lovely Nicole Kestler breathily leads an inspired reading
of the standard "Fever," halfway through the
Rhythm Rockets' latest release, Take Off, she could
melt an iceberg in the dead of winter. This is my professional
opinion and I'm sticking to it.
suppose the rest of the Chicago-based septet has their
charms as well. The Rockets have obviously patterned themselves
after the jump blues bands of the '40s and '50s, and those
roots are reflected in tight, sax-driven arrangements
on "Pachuko Hop," and "Tina's Cantina,"
as well as a superb reading of Big Bill Broonzy's "Trouble
In Mind." With three sax players as well as guitars,
piano and drums backing up Kestler's steamy vocals, the
band can switch from fat blues thumpers to smoky standards
in a heartbeat.
there are also some inspired excursions here, particularly
Andy Blanco's originals like "Shuffle of the Damned,"
which would be perfectly at home backing up shadow dancers
in New Orleans. Blanco also composed "Vampire of
Love," a clever and well-written song portraying
one of the grand femme fatales of the world.
The Rhythm Rockets bring a rich blend of influences that

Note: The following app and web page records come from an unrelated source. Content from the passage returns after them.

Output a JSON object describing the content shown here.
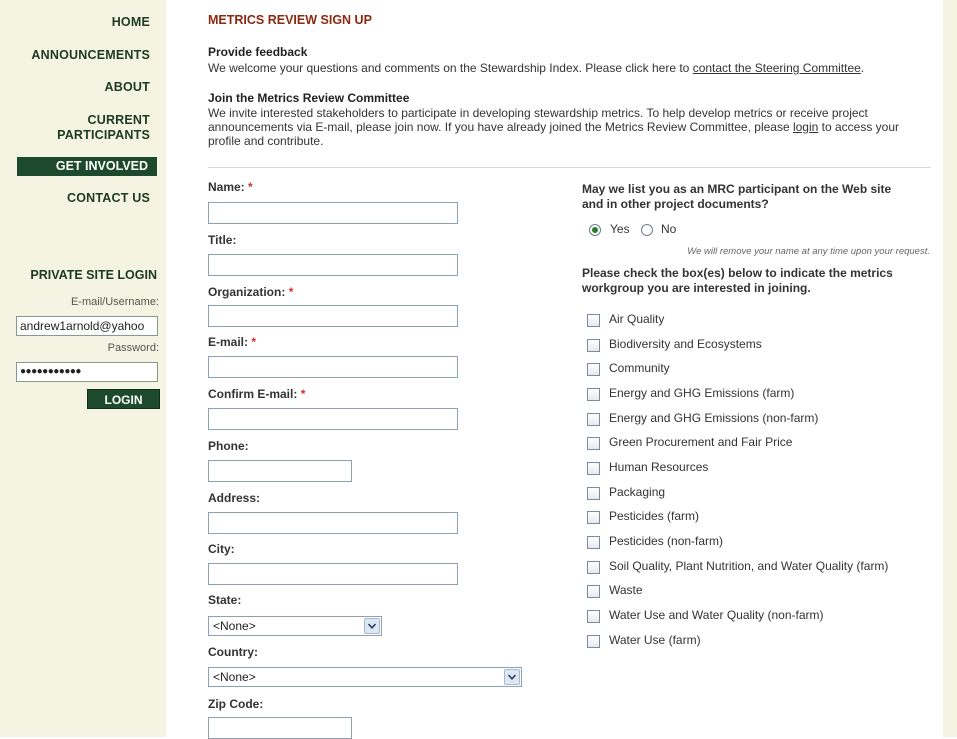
{
  "nav": {
    "home": "HOME",
    "announcements": "ANNOUNCEMENTS",
    "about": "ABOUT",
    "current_1": "CURRENT",
    "current_2": "PARTICIPANTS",
    "get_involved": "GET INVOLVED",
    "contact_us": "CONTACT US"
  },
  "login": {
    "title": "PRIVATE SITE LOGIN",
    "email_label": "E-mail/Username:",
    "email_value": "andrew1arnold@yahoo",
    "password_label": "Password:",
    "password_value": "●●●●●●●●●●●",
    "button": "LOGIN"
  },
  "page": {
    "title": "METRICS REVIEW SIGN UP",
    "feedback_head": "Provide feedback",
    "feedback_text": "We welcome your questions and comments on the Stewardship Index. Please click here to ",
    "feedback_link": "contact the Steering Committee",
    "feedback_end": ".",
    "join_head": "Join the Metrics Review Committee",
    "join_text": "We invite interested stakeholders to participate in developing stewardship metrics. To help develop metrics or receive project announcements via E-mail, please join now. If you have already joined the Metrics Review Committee, please ",
    "join_link": "login",
    "join_end": " to access your profile and contribute."
  },
  "form": {
    "name_label": "Name:",
    "title_label": "Title:",
    "org_label": "Organization:",
    "email_label": "E-mail:",
    "confirm_label": "Confirm E-mail:",
    "phone_label": "Phone:",
    "address_label": "Address:",
    "city_label": "City:",
    "state_label": "State:",
    "state_value": "<None>",
    "country_label": "Country:",
    "country_value": "<None>",
    "zip_label": "Zip Code:",
    "required_mark": "*"
  },
  "participation": {
    "question_1": "May we list you as an MRC participant on the Web site",
    "question_2": "and in other project documents?",
    "yes": "Yes",
    "no": "No",
    "selected": "Yes",
    "note": "We will remove your name at any time upon your request."
  },
  "workgroups": {
    "prompt_1": "Please check the box(es) below to indicate the metrics",
    "prompt_2": "workgroup you are interested in joining.",
    "items": [
      "Air Quality",
      "Biodiversity and Ecosystems",
      "Community",
      "Energy and GHG Emissions (farm)",
      "Energy and GHG Emissions (non-farm)",
      "Green Procurement and Fair Price",
      "Human Resources",
      "Packaging",
      "Pesticides (farm)",
      "Pesticides (non-farm)",
      "Soil Quality, Plant Nutrition, and Water Quality (farm)",
      "Waste",
      "Water Use and Water Quality (non-farm)",
      "Water Use (farm)"
    ]
  },
  "colors": {
    "nav_text": "#1d3a24",
    "nav_active_bg": "#1d4a2c",
    "title_color": "#8b2a12",
    "sidebar_bg": "#f5f3e2",
    "required": "#d03030"
  }
}
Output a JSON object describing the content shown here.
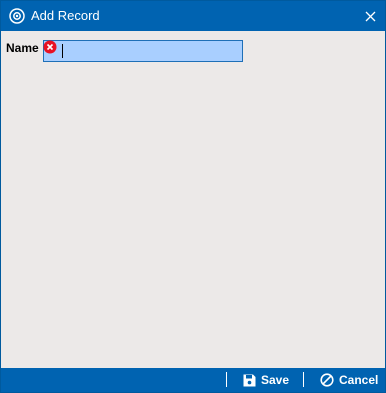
{
  "window": {
    "title": "Add Record",
    "accent_color": "#0063b1",
    "background_color": "#ece9e8"
  },
  "form": {
    "name_label": "Name",
    "name_value": "",
    "name_error_icon": "error-x-icon",
    "error_color": "#e81123"
  },
  "footer": {
    "save_label": "Save",
    "save_icon": "floppy-disk-icon",
    "cancel_label": "Cancel",
    "cancel_icon": "cancel-circle-icon"
  }
}
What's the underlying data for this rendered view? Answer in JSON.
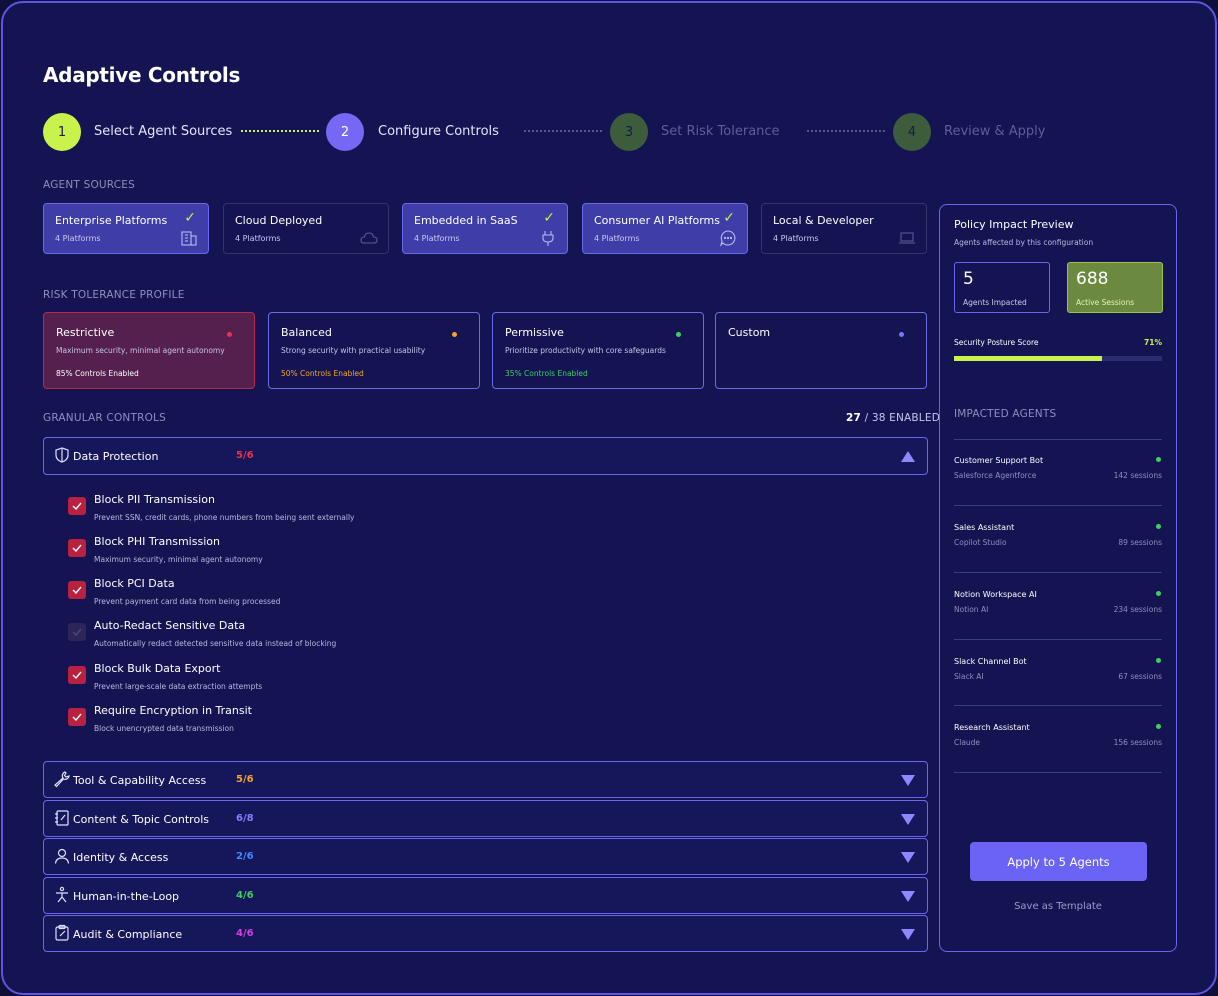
{
  "title": "Adaptive Controls",
  "steps": [
    {
      "num": "1",
      "label": "Select Agent Sources"
    },
    {
      "num": "2",
      "label": "Configure Controls"
    },
    {
      "num": "3",
      "label": "Set Risk Tolerance"
    },
    {
      "num": "4",
      "label": "Review & Apply"
    }
  ],
  "agent_sources": {
    "label": "AGENT SOURCES",
    "items": [
      {
        "title": "Enterprise Platforms",
        "sub": "4 Platforms",
        "selected": true,
        "icon": "building-icon"
      },
      {
        "title": "Cloud Deployed",
        "sub": "4 Platforms",
        "selected": false,
        "icon": "cloud-icon"
      },
      {
        "title": "Embedded in SaaS",
        "sub": "4 Platforms",
        "selected": true,
        "icon": "plug-icon"
      },
      {
        "title": "Consumer AI Platforms",
        "sub": "4 Platforms",
        "selected": true,
        "icon": "chat-bubble-icon"
      },
      {
        "title": "Local & Developer",
        "sub": "4 Platforms",
        "selected": false,
        "icon": "laptop-icon"
      }
    ],
    "check_glyph": "✓"
  },
  "risk": {
    "label": "RISK TOLERANCE PROFILE",
    "items": [
      {
        "title": "Restrictive",
        "desc": "Maximum security, minimal agent autonomy",
        "controls": "85% Controls Enabled",
        "color": "#e8334a"
      },
      {
        "title": "Balanced",
        "desc": "Strong security with practical usability",
        "controls": "50% Controls Enabled",
        "color": "#f5a623"
      },
      {
        "title": "Permissive",
        "desc": "Prioritize productivity with core safeguards",
        "controls": "35% Controls Enabled",
        "color": "#3ecf5e"
      },
      {
        "title": "Custom",
        "desc": "",
        "controls": "",
        "color": "#7b74ff"
      }
    ]
  },
  "granular": {
    "label": "GRANULAR CONTROLS",
    "enabled_num": "27",
    "enabled_rest": "/ 38 ENABLED",
    "expanded": {
      "name": "Data Protection",
      "count": "5/6",
      "color": "#e8334a",
      "controls": [
        {
          "title": "Block PII Transmission",
          "desc": "Prevent SSN, credit cards, phone numbers from being sent externally",
          "checked": true
        },
        {
          "title": "Block PHI Transmission",
          "desc": "Maximum security, minimal agent autonomy",
          "checked": true
        },
        {
          "title": "Block PCI Data",
          "desc": "Prevent payment card data from being processed",
          "checked": true
        },
        {
          "title": "Auto-Redact Sensitive Data",
          "desc": "Automatically redact detected sensitive data instead of blocking",
          "checked": false
        },
        {
          "title": "Block Bulk Data Export",
          "desc": "Prevent large-scale data extraction attempts",
          "checked": true
        },
        {
          "title": "Require Encryption in Transit",
          "desc": "Block unencrypted data transmission",
          "checked": true
        }
      ]
    },
    "groups": [
      {
        "name": "Tool & Capability Access",
        "count": "5/6",
        "color": "#f5a623",
        "icon": "wrench-icon"
      },
      {
        "name": "Content & Topic Controls",
        "count": "6/8",
        "color": "#8a7dff",
        "icon": "notebook-icon"
      },
      {
        "name": "Identity & Access",
        "count": "2/6",
        "color": "#3d8bff",
        "icon": "user-icon"
      },
      {
        "name": "Human-in-the-Loop",
        "count": "4/6",
        "color": "#3ecf5e",
        "icon": "person-icon"
      },
      {
        "name": "Audit & Compliance",
        "count": "4/6",
        "color": "#d63fe0",
        "icon": "clipboard-icon"
      }
    ]
  },
  "preview": {
    "title": "Policy Impact Preview",
    "subtitle": "Agents affected by this configuration",
    "agents_impacted_value": "5",
    "agents_impacted_label": "Agents Impacted",
    "active_sessions_value": "688",
    "active_sessions_label": "Active Sessions",
    "posture_label": "Security Posture Score",
    "posture_value": "71%",
    "posture_fraction": 0.71,
    "impacted_label": "IMPACTED AGENTS",
    "agents": [
      {
        "name": "Customer Support Bot",
        "platform": "Salesforce Agentforce",
        "sessions": "142 sessions"
      },
      {
        "name": "Sales Assistant",
        "platform": "Copilot Studio",
        "sessions": "89 sessions"
      },
      {
        "name": "Notion Workspace AI",
        "platform": "Notion AI",
        "sessions": "234 sessions"
      },
      {
        "name": "Slack Channel Bot",
        "platform": "Slack AI",
        "sessions": "67 sessions"
      },
      {
        "name": "Research Assistant",
        "platform": "Claude",
        "sessions": "156 sessions"
      }
    ],
    "apply_label": "Apply to 5 Agents",
    "template_label": "Save as Template"
  },
  "colors": {
    "accent": "#6a63f5",
    "lime": "#c9f24a",
    "danger": "#b8213f",
    "success_box": "#6b8a3f"
  }
}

build a fine foundation for the septet's obvious plethora
of talent. Sweet home Chicago, indeed.